==== AVAILABLE DATA

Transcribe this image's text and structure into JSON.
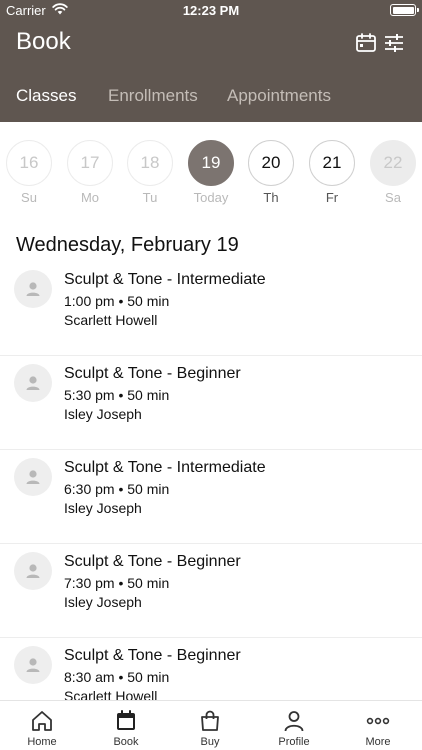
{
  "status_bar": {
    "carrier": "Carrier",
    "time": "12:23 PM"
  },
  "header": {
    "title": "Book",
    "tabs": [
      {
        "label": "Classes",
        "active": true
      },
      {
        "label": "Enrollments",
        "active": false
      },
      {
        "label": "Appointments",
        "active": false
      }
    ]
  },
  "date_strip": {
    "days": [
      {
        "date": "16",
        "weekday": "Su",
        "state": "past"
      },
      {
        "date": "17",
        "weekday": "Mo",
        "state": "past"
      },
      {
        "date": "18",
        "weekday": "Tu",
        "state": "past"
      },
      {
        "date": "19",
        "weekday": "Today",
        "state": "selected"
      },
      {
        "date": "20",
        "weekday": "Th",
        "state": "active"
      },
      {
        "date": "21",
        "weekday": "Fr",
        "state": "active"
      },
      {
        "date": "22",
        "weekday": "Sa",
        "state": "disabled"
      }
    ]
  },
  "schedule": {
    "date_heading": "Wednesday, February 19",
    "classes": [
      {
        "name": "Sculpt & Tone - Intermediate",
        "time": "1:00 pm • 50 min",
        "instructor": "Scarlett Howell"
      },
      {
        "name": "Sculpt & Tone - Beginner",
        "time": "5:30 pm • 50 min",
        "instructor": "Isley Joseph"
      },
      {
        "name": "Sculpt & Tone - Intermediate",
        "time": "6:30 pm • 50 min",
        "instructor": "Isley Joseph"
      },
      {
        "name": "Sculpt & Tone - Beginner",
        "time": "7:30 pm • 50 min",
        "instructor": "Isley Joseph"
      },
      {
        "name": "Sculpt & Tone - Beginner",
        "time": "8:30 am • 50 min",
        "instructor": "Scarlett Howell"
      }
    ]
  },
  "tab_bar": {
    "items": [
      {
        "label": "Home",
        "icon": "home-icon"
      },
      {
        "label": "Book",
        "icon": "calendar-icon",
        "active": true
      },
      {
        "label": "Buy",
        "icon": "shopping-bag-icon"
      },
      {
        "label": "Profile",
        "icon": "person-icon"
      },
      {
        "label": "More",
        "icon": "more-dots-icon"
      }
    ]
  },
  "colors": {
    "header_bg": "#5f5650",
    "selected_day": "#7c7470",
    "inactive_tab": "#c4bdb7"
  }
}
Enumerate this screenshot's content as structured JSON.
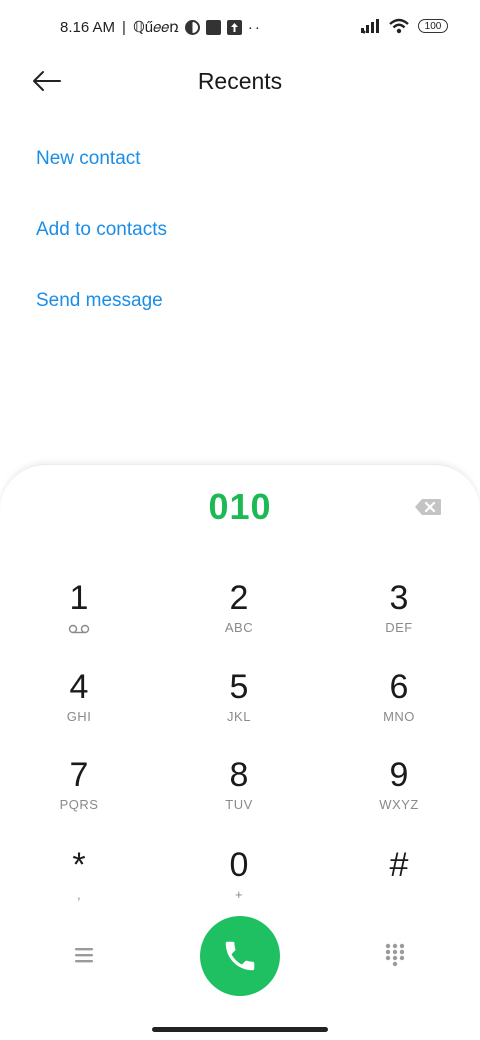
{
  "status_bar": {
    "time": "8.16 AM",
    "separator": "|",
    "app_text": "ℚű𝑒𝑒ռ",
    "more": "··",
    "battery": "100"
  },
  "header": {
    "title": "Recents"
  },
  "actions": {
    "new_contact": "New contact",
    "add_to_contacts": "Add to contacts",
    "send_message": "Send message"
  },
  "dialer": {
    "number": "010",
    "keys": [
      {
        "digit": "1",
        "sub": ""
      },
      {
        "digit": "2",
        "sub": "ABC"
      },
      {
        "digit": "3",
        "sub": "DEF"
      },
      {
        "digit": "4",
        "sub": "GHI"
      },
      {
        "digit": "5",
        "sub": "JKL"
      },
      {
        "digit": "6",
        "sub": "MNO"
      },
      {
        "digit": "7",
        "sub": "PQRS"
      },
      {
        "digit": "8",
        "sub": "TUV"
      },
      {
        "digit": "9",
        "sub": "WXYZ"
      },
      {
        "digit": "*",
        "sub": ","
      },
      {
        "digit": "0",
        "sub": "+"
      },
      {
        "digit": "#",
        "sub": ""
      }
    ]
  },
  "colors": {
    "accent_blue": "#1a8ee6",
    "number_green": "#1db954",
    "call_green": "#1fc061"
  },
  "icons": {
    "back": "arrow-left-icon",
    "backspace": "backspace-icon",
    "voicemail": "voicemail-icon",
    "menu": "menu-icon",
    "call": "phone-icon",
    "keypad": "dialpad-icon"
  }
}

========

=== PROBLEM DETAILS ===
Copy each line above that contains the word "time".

=== RESPONSE TO THIS EXERCISE ===
    "time": "12:23 PM"
        "time": "1:00 pm • 50 min",
        "time": "5:30 pm • 50 min",
        "time": "6:30 pm • 50 min",
        "time": "7:30 pm • 50 min",
        "time": "8:30 am • 50 min",
    "time": "8.16 AM",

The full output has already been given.